• _WORK TO COMPLETE_:
The copy must run from the line containing "Serialize everything readable" through the final line of the records, both included, exactly as written. It should contain no pictures.

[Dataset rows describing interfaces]
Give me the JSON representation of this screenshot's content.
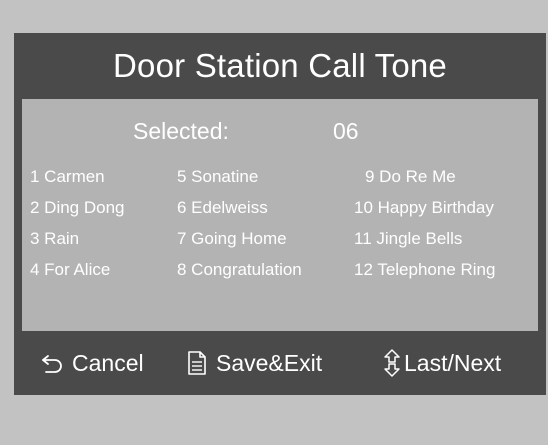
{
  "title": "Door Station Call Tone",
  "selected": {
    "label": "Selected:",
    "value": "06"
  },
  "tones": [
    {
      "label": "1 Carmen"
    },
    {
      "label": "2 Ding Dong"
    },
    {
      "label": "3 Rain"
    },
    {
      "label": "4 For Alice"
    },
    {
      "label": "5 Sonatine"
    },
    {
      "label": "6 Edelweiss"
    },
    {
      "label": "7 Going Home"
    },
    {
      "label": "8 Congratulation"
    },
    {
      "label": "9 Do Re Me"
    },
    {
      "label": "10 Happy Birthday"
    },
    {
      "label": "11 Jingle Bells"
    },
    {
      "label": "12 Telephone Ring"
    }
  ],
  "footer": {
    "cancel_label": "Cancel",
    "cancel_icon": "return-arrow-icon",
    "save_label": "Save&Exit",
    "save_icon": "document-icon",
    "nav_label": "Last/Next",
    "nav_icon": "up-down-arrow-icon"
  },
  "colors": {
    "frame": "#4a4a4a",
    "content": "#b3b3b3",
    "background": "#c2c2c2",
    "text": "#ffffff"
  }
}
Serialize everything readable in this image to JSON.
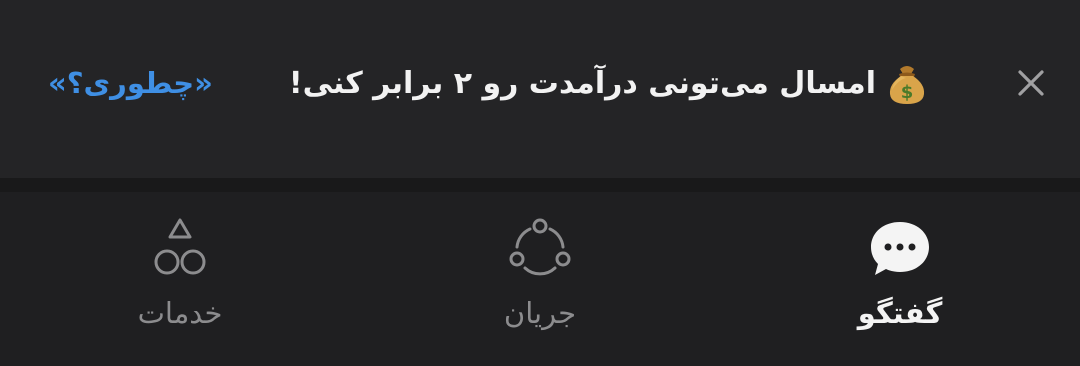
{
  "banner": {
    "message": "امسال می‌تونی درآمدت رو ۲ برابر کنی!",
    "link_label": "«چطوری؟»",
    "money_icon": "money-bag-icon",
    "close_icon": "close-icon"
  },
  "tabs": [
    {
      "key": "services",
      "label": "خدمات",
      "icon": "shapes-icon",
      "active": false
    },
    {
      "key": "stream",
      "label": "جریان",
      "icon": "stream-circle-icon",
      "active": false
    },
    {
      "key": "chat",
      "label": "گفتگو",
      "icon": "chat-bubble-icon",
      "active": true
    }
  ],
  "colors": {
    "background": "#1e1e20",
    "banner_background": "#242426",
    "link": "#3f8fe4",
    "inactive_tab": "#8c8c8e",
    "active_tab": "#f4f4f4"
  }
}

• _RESPONSE TO THE TASK_:
Serialize everything readable in this image to JSON.
{
  "banner": {
    "message": "امسال می‌تونی درآمدت رو ۲ برابر کنی!",
    "link_label": "«چطوری؟»",
    "money_icon": "money-bag-icon",
    "close_icon": "close-icon"
  },
  "tabs": [
    {
      "key": "services",
      "label": "خدمات",
      "icon": "shapes-icon",
      "active": false
    },
    {
      "key": "stream",
      "label": "جریان",
      "icon": "stream-circle-icon",
      "active": false
    },
    {
      "key": "chat",
      "label": "گفتگو",
      "icon": "chat-bubble-icon",
      "active": true
    }
  ],
  "colors": {
    "background": "#1e1e20",
    "banner_background": "#242426",
    "link": "#3f8fe4",
    "inactive_tab": "#8c8c8e",
    "active_tab": "#f4f4f4"
  }
}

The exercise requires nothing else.